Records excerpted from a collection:
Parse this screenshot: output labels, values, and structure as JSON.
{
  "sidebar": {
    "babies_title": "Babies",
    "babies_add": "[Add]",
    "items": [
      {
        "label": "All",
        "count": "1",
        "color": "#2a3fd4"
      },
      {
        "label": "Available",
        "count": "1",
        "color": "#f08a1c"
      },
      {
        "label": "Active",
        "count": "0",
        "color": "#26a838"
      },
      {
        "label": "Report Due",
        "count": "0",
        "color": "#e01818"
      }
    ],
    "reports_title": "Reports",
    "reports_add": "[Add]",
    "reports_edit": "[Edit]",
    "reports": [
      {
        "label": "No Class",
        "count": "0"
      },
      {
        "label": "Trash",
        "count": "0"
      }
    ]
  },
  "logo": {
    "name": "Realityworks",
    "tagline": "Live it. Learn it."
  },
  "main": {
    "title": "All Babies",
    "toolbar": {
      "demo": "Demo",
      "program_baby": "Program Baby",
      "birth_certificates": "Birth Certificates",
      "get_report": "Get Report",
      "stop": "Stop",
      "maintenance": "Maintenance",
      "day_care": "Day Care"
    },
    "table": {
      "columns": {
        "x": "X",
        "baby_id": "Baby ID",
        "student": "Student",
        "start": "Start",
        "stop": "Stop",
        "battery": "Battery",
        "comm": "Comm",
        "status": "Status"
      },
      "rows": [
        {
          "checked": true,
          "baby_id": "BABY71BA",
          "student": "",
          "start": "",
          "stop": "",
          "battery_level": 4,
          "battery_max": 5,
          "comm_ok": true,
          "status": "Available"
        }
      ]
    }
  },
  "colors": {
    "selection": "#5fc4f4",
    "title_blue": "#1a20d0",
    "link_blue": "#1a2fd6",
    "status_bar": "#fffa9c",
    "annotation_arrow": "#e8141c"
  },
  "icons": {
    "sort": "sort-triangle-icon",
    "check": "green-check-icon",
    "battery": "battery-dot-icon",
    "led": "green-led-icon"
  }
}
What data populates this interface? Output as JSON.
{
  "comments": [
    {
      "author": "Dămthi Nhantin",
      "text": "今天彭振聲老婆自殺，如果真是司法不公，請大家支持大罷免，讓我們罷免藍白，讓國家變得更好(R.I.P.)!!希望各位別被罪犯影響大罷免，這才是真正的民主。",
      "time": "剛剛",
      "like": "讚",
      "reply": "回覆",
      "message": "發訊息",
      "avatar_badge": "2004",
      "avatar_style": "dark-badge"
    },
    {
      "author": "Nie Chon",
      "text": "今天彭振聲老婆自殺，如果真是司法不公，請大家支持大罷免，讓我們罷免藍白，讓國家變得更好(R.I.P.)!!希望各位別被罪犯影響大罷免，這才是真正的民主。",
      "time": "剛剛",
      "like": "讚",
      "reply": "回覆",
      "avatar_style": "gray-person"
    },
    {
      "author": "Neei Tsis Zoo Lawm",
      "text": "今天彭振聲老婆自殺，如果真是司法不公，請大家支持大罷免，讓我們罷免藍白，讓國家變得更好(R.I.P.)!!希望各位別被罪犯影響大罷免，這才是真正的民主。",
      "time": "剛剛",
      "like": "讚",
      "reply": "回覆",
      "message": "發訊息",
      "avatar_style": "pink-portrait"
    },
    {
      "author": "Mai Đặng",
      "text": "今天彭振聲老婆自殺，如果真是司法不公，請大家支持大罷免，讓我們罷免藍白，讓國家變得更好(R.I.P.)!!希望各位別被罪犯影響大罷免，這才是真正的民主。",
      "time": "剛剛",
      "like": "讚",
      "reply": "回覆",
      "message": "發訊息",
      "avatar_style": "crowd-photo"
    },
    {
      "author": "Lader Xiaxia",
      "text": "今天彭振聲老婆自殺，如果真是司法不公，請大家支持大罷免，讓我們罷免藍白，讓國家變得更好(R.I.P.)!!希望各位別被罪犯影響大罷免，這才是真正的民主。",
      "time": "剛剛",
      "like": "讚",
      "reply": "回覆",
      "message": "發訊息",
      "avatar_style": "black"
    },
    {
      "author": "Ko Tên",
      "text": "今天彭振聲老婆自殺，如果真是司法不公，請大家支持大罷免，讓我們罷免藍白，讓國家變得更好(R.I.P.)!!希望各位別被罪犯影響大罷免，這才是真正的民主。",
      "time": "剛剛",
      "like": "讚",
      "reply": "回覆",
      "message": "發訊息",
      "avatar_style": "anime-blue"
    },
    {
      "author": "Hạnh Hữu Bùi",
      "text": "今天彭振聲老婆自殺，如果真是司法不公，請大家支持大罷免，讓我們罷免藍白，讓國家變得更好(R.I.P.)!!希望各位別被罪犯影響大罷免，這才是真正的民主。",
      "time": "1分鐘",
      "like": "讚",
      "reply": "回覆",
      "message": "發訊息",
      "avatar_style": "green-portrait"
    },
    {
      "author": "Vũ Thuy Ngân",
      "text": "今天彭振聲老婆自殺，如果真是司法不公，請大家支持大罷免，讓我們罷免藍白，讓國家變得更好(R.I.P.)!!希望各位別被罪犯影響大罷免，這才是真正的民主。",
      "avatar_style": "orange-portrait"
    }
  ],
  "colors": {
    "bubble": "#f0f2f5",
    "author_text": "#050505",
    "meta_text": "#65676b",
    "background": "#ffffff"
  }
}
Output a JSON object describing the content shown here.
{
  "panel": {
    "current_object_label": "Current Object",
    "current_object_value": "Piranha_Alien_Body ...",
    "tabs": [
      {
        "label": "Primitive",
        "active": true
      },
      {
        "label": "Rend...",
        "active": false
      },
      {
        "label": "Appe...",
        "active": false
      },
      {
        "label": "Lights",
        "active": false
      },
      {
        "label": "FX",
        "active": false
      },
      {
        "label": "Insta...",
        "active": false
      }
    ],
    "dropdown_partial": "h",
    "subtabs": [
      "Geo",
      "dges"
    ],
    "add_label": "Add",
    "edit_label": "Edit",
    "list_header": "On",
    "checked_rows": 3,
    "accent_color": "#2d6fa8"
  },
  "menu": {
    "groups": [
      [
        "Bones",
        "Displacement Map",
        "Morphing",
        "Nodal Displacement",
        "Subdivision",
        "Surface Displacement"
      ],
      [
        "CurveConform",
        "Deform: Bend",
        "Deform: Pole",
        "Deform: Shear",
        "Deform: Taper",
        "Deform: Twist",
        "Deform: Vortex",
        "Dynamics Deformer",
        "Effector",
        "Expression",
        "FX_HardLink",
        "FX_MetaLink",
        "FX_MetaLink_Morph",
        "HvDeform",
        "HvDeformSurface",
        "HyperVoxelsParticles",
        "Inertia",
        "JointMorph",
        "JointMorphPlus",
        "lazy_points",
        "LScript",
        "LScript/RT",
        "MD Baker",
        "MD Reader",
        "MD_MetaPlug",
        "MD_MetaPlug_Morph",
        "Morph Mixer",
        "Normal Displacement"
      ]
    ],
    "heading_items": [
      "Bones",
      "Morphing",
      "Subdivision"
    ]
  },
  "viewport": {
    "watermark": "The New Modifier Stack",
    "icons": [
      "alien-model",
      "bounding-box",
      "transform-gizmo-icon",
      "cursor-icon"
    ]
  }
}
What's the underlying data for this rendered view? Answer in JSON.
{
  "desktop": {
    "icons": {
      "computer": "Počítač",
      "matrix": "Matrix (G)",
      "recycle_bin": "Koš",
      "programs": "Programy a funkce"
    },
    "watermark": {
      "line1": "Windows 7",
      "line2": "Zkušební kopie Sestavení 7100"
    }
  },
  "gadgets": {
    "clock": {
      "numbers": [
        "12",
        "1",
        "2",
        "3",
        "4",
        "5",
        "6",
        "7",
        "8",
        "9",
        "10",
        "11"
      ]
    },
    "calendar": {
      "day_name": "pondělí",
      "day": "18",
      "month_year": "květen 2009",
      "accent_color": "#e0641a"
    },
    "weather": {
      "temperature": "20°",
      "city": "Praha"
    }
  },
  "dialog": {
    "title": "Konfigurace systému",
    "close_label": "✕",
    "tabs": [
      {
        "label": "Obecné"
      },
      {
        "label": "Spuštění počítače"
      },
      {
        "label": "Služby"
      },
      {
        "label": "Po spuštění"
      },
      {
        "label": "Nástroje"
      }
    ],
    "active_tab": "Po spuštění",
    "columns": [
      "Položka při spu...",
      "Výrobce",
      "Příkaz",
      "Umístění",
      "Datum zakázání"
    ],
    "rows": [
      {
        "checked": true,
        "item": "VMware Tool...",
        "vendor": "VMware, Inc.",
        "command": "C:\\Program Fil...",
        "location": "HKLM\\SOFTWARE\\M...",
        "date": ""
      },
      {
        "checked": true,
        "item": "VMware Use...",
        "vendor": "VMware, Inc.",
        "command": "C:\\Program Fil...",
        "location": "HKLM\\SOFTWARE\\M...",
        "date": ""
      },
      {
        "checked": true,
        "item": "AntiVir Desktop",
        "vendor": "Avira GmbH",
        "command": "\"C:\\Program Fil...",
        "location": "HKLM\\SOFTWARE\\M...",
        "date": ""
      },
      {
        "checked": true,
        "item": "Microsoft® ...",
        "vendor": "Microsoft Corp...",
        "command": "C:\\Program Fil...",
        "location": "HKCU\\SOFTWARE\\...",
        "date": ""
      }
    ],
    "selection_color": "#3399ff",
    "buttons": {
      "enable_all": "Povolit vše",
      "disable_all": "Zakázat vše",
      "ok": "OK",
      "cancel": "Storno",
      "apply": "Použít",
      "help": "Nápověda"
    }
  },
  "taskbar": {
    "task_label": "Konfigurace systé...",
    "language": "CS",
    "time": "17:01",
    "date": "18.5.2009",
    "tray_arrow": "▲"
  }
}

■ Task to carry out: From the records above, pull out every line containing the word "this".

■ Answer to the problem:
Parse this screenshot: output labels, values, and structure as JSON.
What data populates this interface? Output as JSON.
What's the underlying data for this rendered view? Answer in JSON.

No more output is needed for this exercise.